Every line of the entries below that mentions "host" is to be copied out.
-- Opening Marker --
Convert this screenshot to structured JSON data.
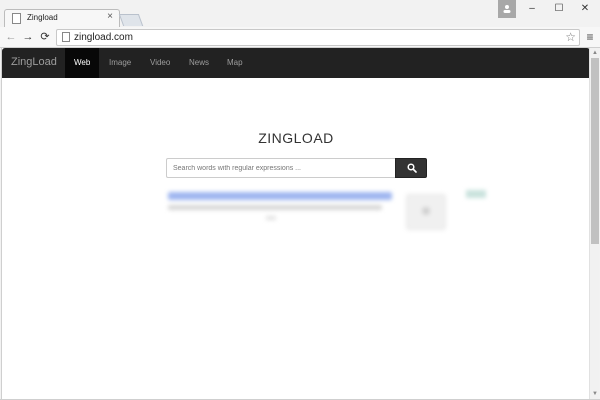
{
  "browser": {
    "tab_title": "Zingload",
    "tab_close": "×",
    "url": "zingload.com",
    "window_controls": {
      "minimize": "–",
      "maximize": "☐",
      "close": "✕"
    },
    "nav": {
      "back": "←",
      "forward": "→",
      "reload": "⟳",
      "star": "☆",
      "menu": "≡"
    }
  },
  "site": {
    "brand": "ZingLoad",
    "nav_items": [
      {
        "label": "Web",
        "active": true
      },
      {
        "label": "Image",
        "active": false
      },
      {
        "label": "Video",
        "active": false
      },
      {
        "label": "News",
        "active": false
      },
      {
        "label": "Map",
        "active": false
      }
    ],
    "title": "ZINGLOAD",
    "search": {
      "placeholder": "Search words with regular expressions ...",
      "value": ""
    }
  },
  "icons": {
    "tab": "page-icon",
    "url": "page-icon",
    "search": "search-icon",
    "star": "star-icon",
    "menu": "hamburger-icon",
    "user": "user-icon"
  },
  "colors": {
    "navbar_bg": "#222222",
    "navbar_active_bg": "#080808",
    "nav_text": "#9d9d9d",
    "search_button": "#333333",
    "title_text": "#333333"
  }
}
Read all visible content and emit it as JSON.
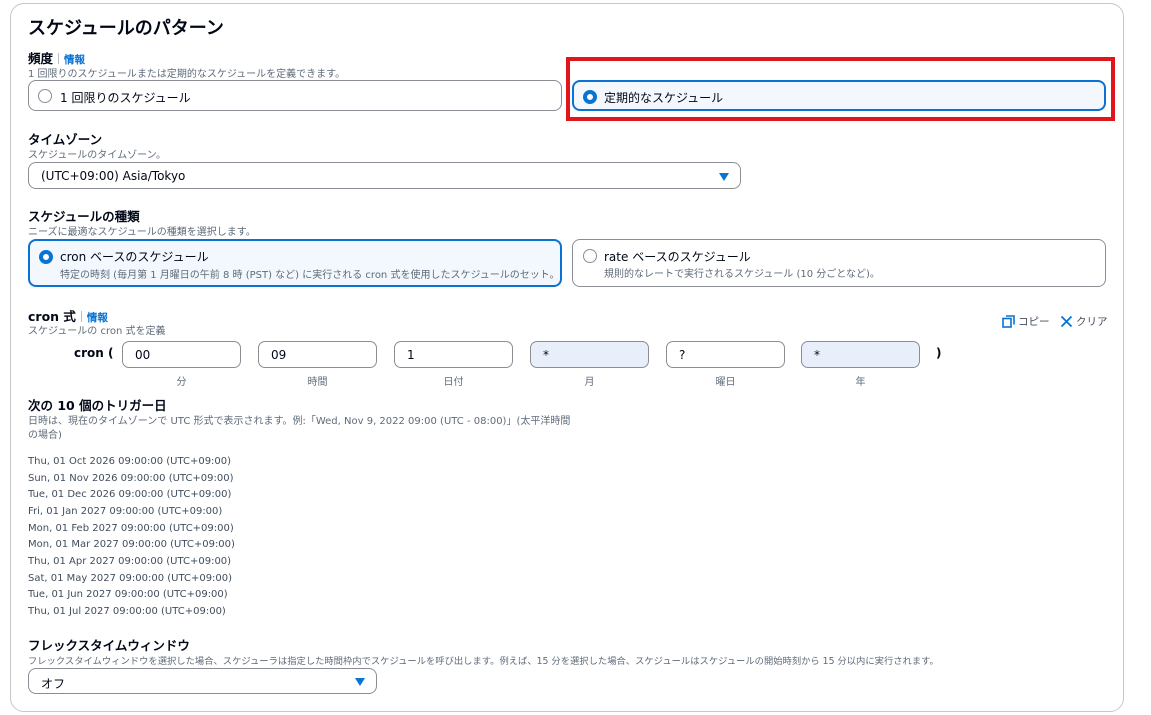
{
  "title": "スケジュールのパターン",
  "frequency": {
    "label": "頻度",
    "info": "情報",
    "description": "1 回限りのスケジュールまたは定期的なスケジュールを定義できます。",
    "options": [
      {
        "label": "1 回限りのスケジュール",
        "selected": false
      },
      {
        "label": "定期的なスケジュール",
        "selected": true
      }
    ]
  },
  "timezone": {
    "label": "タイムゾーン",
    "description": "スケジュールのタイムゾーン。",
    "value": "(UTC+09:00) Asia/Tokyo"
  },
  "schedule_type": {
    "label": "スケジュールの種類",
    "description": "ニーズに最適なスケジュールの種類を選択します。",
    "options": [
      {
        "label": "cron ベースのスケジュール",
        "sub": "特定の時刻 (毎月第 1 月曜日の午前 8 時 (PST) など) に実行される cron 式を使用したスケジュールのセット。",
        "selected": true
      },
      {
        "label": "rate ベースのスケジュール",
        "sub": "規則的なレートで実行されるスケジュール (10 分ごとなど)。",
        "selected": false
      }
    ]
  },
  "cron": {
    "label": "cron 式",
    "info": "情報",
    "description": "スケジュールの cron 式を定義",
    "copy": "コピー",
    "clear": "クリア",
    "open": "cron (",
    "close": ")",
    "fields": [
      {
        "value": "00",
        "caption": "分"
      },
      {
        "value": "09",
        "caption": "時間"
      },
      {
        "value": "1",
        "caption": "日付"
      },
      {
        "value": "*",
        "caption": "月"
      },
      {
        "value": "?",
        "caption": "曜日"
      },
      {
        "value": "*",
        "caption": "年"
      }
    ]
  },
  "triggers": {
    "label": "次の 10 個のトリガー日",
    "description_line1": "日時は、現在のタイムゾーンで UTC 形式で表示されます。例:「Wed, Nov 9, 2022 09:00 (UTC - 08:00)」(太平洋時間",
    "description_line2": "の場合)",
    "dates": [
      "Thu, 01 Oct 2026 09:00:00 (UTC+09:00)",
      "Sun, 01 Nov 2026 09:00:00 (UTC+09:00)",
      "Tue, 01 Dec 2026 09:00:00 (UTC+09:00)",
      "Fri, 01 Jan 2027 09:00:00 (UTC+09:00)",
      "Mon, 01 Feb 2027 09:00:00 (UTC+09:00)",
      "Mon, 01 Mar 2027 09:00:00 (UTC+09:00)",
      "Thu, 01 Apr 2027 09:00:00 (UTC+09:00)",
      "Sat, 01 May 2027 09:00:00 (UTC+09:00)",
      "Tue, 01 Jun 2027 09:00:00 (UTC+09:00)",
      "Thu, 01 Jul 2027 09:00:00 (UTC+09:00)"
    ]
  },
  "flex": {
    "label": "フレックスタイムウィンドウ",
    "description": "フレックスタイムウィンドウを選択した場合、スケジューラは指定した時間枠内でスケジュールを呼び出します。例えば、15 分を選択した場合、スケジュールはスケジュールの開始時刻から 15 分以内に実行されます。",
    "value": "オフ"
  },
  "colors": {
    "accent": "#0972d3",
    "highlight": "#e0161c"
  }
}
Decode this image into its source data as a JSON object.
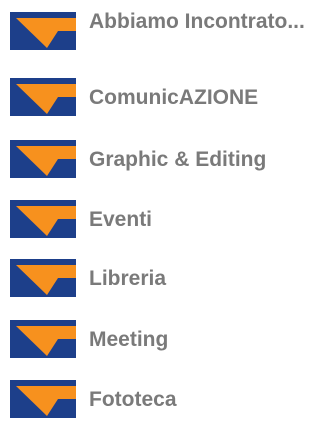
{
  "colors": {
    "icon_background": "#1d3f8a",
    "icon_accent": "#f7911e",
    "label_text": "#7a7a7a"
  },
  "menu": {
    "items": [
      {
        "label": "Abbiamo Incontrato...",
        "icon": "orange-chevron-icon"
      },
      {
        "label": "ComunicAZIONE",
        "icon": "orange-chevron-icon"
      },
      {
        "label": "Graphic & Editing",
        "icon": "orange-chevron-icon"
      },
      {
        "label": "Eventi",
        "icon": "orange-chevron-icon"
      },
      {
        "label": "Libreria",
        "icon": "orange-chevron-icon"
      },
      {
        "label": "Meeting",
        "icon": "orange-chevron-icon"
      },
      {
        "label": "Fototeca",
        "icon": "orange-chevron-icon"
      }
    ]
  }
}
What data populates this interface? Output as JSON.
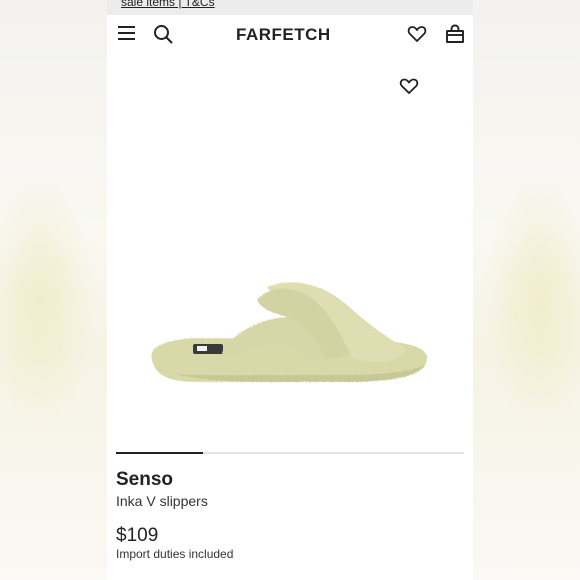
{
  "promo": {
    "text": "sale items | T&Cs"
  },
  "header": {
    "logo": "FARFETCH",
    "menu_icon": "hamburger-menu-icon",
    "search_icon": "search-icon",
    "wishlist_icon": "heart-icon",
    "bag_icon": "shopping-bag-icon"
  },
  "product": {
    "image_alt": "slipper-image",
    "favourite_icon": "heart-icon",
    "brand": "Senso",
    "name": "Inka V slippers",
    "price": "$109",
    "duties_note": "Import duties included",
    "carousel": {
      "slides": 4,
      "active_index": 1
    }
  },
  "colors": {
    "text": "#222222",
    "promo_bg": "#ececec",
    "slipper": "#dcdcb0"
  }
}
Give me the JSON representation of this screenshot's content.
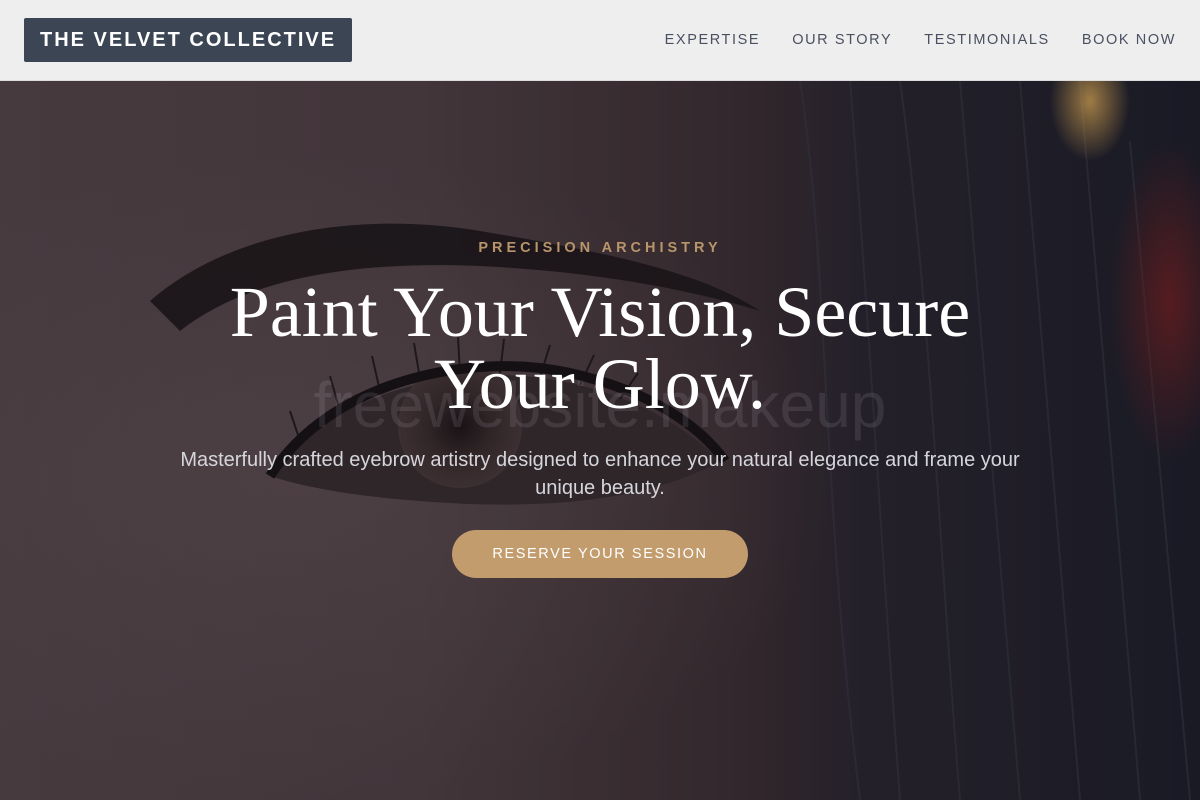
{
  "header": {
    "logo": "THE VELVET COLLECTIVE",
    "nav": [
      {
        "label": "EXPERTISE"
      },
      {
        "label": "OUR STORY"
      },
      {
        "label": "TESTIMONIALS"
      },
      {
        "label": "BOOK NOW"
      }
    ]
  },
  "hero": {
    "eyebrow": "PRECISION ARCHISTRY",
    "headline": "Paint Your Vision, Secure Your Glow.",
    "subhead": "Masterfully crafted eyebrow artistry designed to enhance your natural elegance and frame your unique beauty.",
    "cta_label": "RESERVE YOUR SESSION",
    "watermark": "freewebsite.makeup"
  },
  "colors": {
    "accent": "#c29c6d",
    "logo_bg": "#3c4554",
    "header_bg": "#eeeeef"
  }
}
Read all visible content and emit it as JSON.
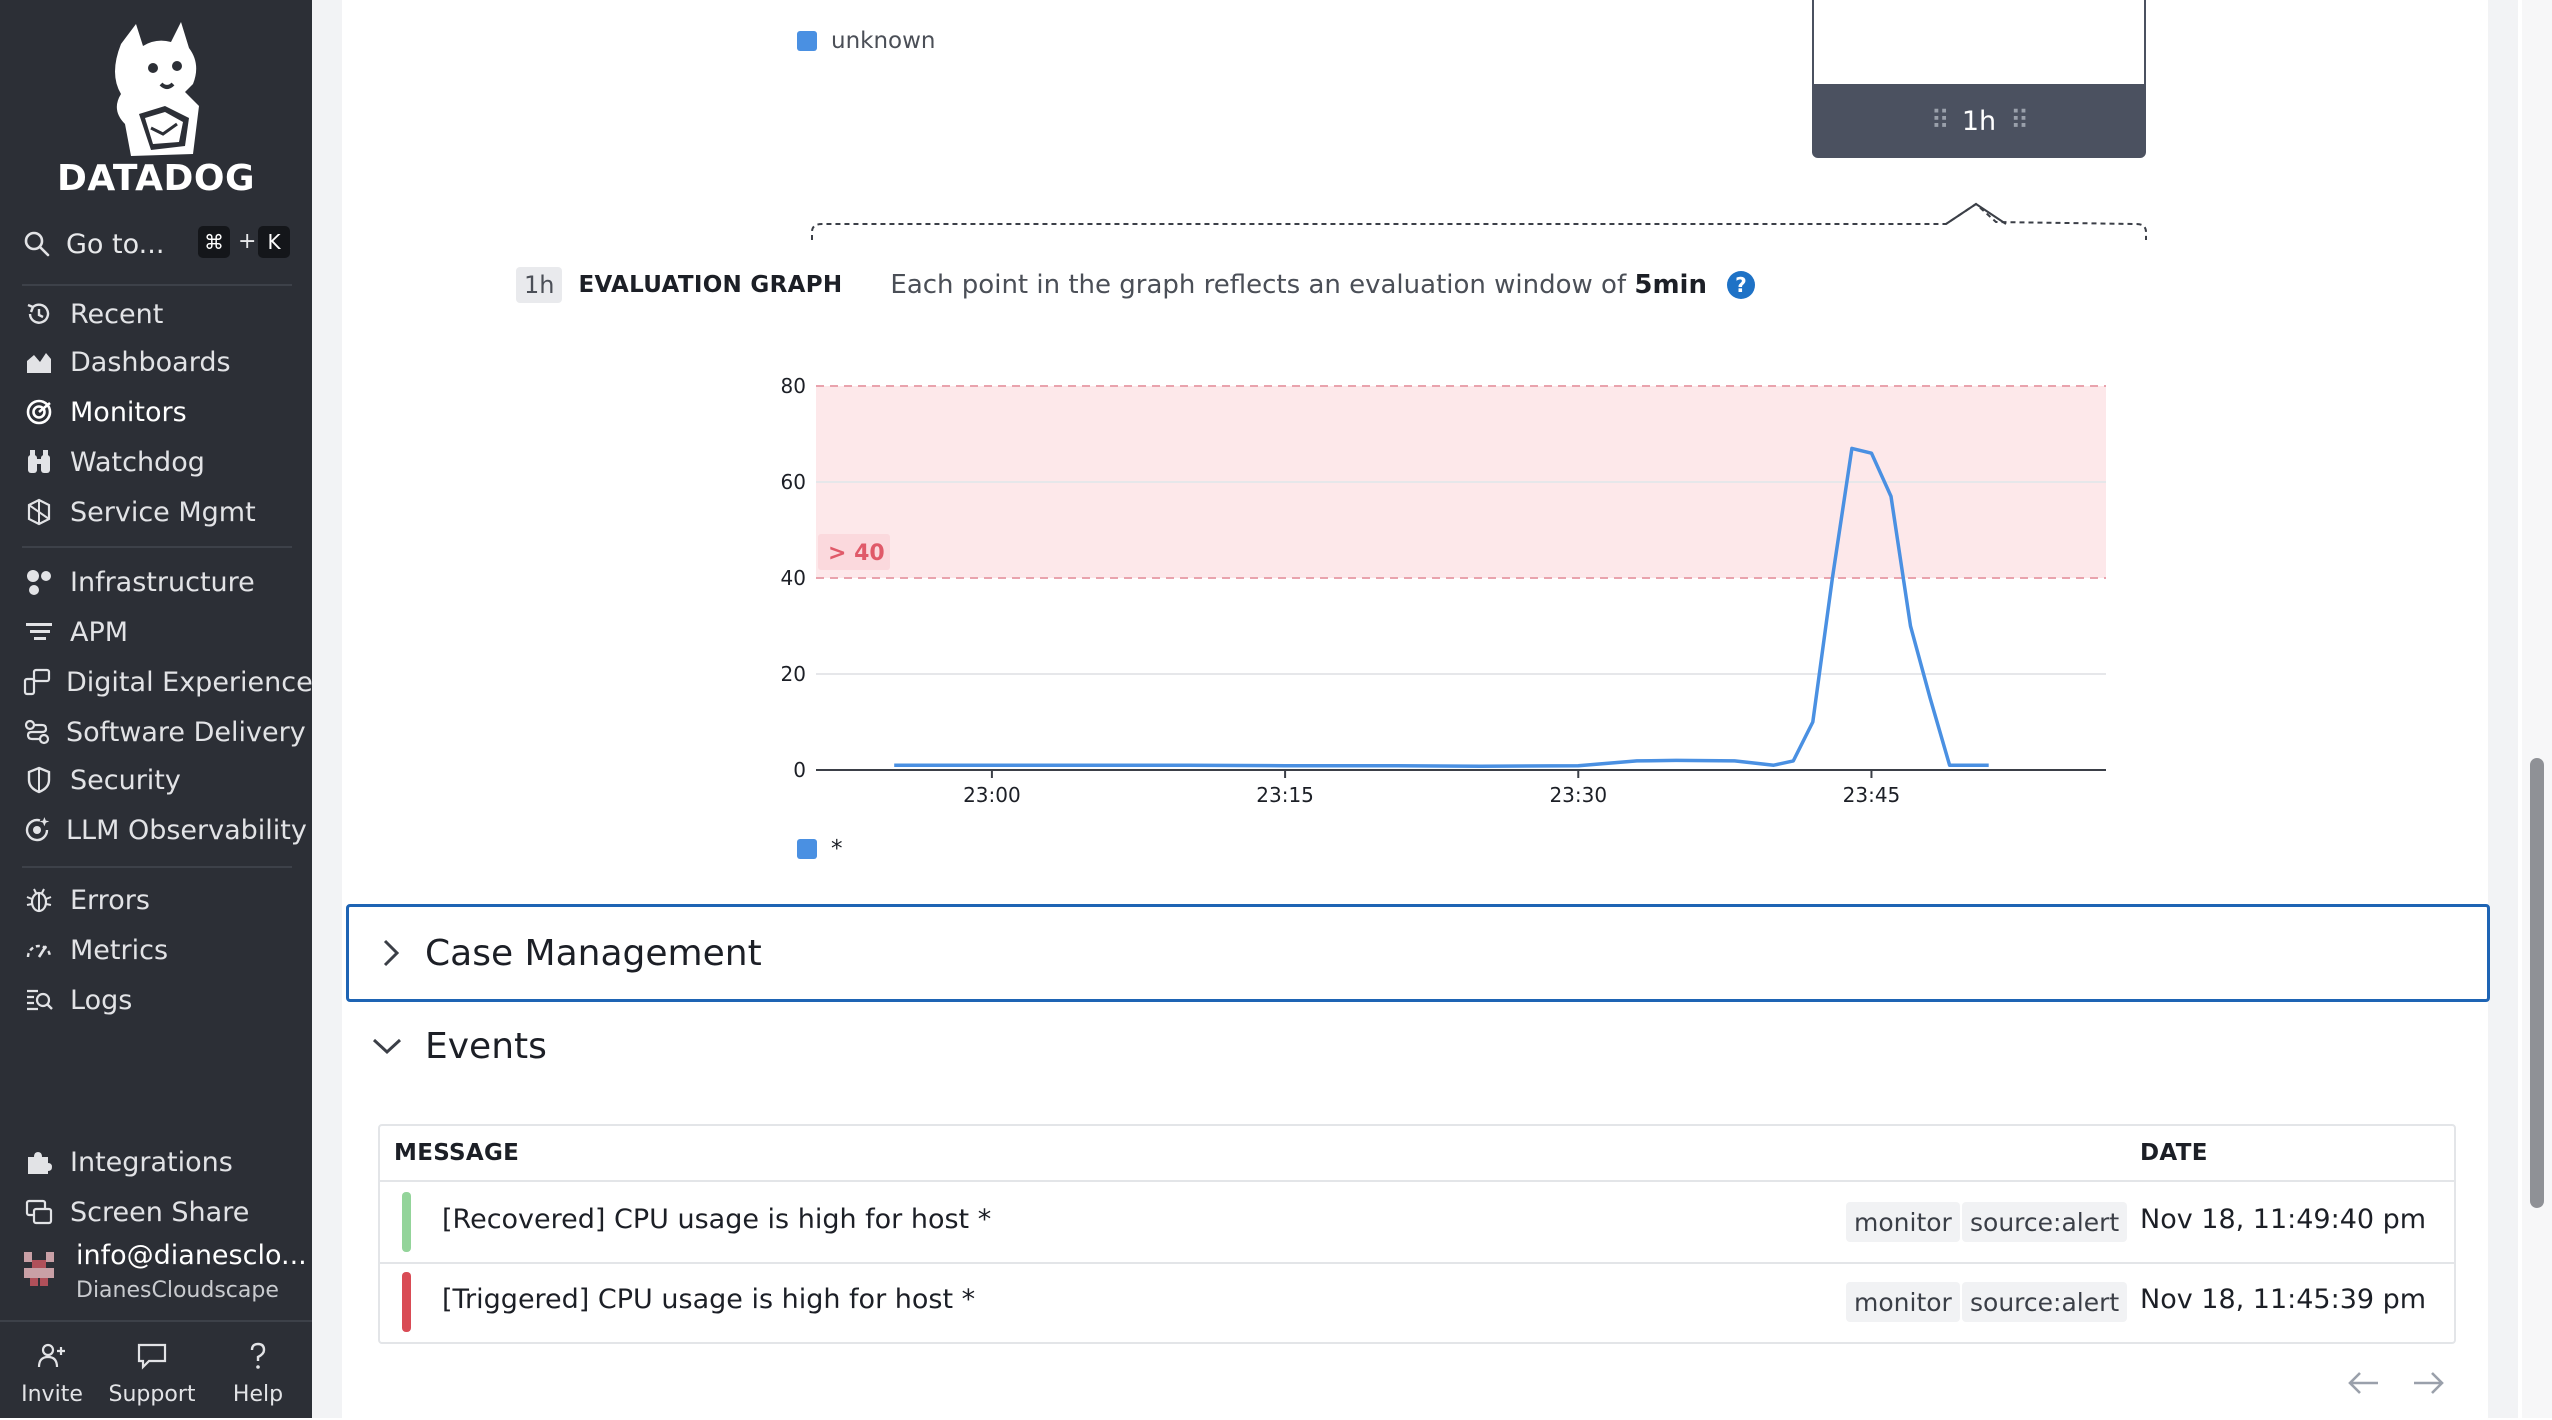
{
  "brand": {
    "name": "DATADOG"
  },
  "sidebar": {
    "goto": {
      "label": "Go to...",
      "shortcut_key1": "⌘",
      "shortcut_plus": "+",
      "shortcut_key2": "K"
    },
    "groups": [
      [
        {
          "label": "Recent",
          "icon": "history-icon"
        },
        {
          "label": "Dashboards",
          "icon": "dashboard-icon"
        },
        {
          "label": "Monitors",
          "icon": "monitor-icon",
          "active": true
        },
        {
          "label": "Watchdog",
          "icon": "binoculars-icon"
        },
        {
          "label": "Service Mgmt",
          "icon": "service-mgmt-icon"
        }
      ],
      [
        {
          "label": "Infrastructure",
          "icon": "infrastructure-icon"
        },
        {
          "label": "APM",
          "icon": "apm-icon"
        },
        {
          "label": "Digital Experience",
          "icon": "digital-experience-icon"
        },
        {
          "label": "Software Delivery",
          "icon": "software-delivery-icon"
        },
        {
          "label": "Security",
          "icon": "shield-icon"
        },
        {
          "label": "LLM Observability",
          "icon": "llm-icon"
        }
      ],
      [
        {
          "label": "Errors",
          "icon": "bug-icon"
        },
        {
          "label": "Metrics",
          "icon": "gauge-icon"
        },
        {
          "label": "Logs",
          "icon": "logs-icon"
        }
      ],
      [
        {
          "label": "Integrations",
          "icon": "puzzle-icon"
        },
        {
          "label": "Screen Share",
          "icon": "screen-share-icon"
        }
      ]
    ],
    "account": {
      "email": "info@dianesclo...",
      "org": "DianesCloudscape"
    },
    "bottom": [
      {
        "label": "Invite",
        "icon": "invite-icon"
      },
      {
        "label": "Support",
        "icon": "chat-icon"
      },
      {
        "label": "Help",
        "icon": "help-icon"
      }
    ]
  },
  "top_legend": {
    "label": "unknown",
    "color": "#4a90e2"
  },
  "window_selector": {
    "label": "1h"
  },
  "evaluation": {
    "window_pill": "1h",
    "title": "EVALUATION GRAPH",
    "desc_prefix": "Each point in the graph reflects an evaluation window of",
    "desc_value": "5min",
    "help_glyph": "?"
  },
  "chart_data": {
    "type": "line",
    "x": [
      "22:55",
      "23:00",
      "23:05",
      "23:10",
      "23:15",
      "23:20",
      "23:25",
      "23:30",
      "23:33",
      "23:35",
      "23:38",
      "23:40",
      "23:41",
      "23:42",
      "23:43",
      "23:44",
      "23:45",
      "23:46",
      "23:47",
      "23:48",
      "23:49",
      "23:50",
      "23:51"
    ],
    "series": [
      {
        "name": "*",
        "color": "#4a90e2",
        "values": [
          1,
          1,
          1,
          1,
          0.9,
          0.9,
          0.8,
          0.9,
          1.9,
          2,
          1.9,
          1,
          1.9,
          10,
          40,
          67,
          66,
          57,
          30,
          15,
          1,
          1,
          1
        ]
      }
    ],
    "xticks": [
      "23:00",
      "23:15",
      "23:30",
      "23:45"
    ],
    "yticks": [
      0,
      20,
      40,
      60,
      80
    ],
    "ylim": [
      0,
      80
    ],
    "threshold": {
      "label": "> 40",
      "value": 40,
      "color": "#e05a69"
    },
    "grid": true,
    "legend": "bottom-left"
  },
  "case_management": {
    "title": "Case Management"
  },
  "events": {
    "title": "Events",
    "columns": {
      "message": "MESSAGE",
      "date": "DATE"
    },
    "rows": [
      {
        "message": "[Recovered] CPU usage is high for host *",
        "status_color": "#93d49a",
        "tags": [
          "monitor",
          "source:alert"
        ],
        "date": "Nov 18, 11:49:40 pm"
      },
      {
        "message": "[Triggered] CPU usage is high for host *",
        "status_color": "#d94b55",
        "tags": [
          "monitor",
          "source:alert"
        ],
        "date": "Nov 18, 11:45:39 pm"
      }
    ],
    "pager": {
      "prev": "←",
      "next": "→"
    }
  }
}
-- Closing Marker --
__Answer to the exercise__.
        "message": "[Recovered] CPU usage is high for host *",
        "message": "[Triggered] CPU usage is high for host *",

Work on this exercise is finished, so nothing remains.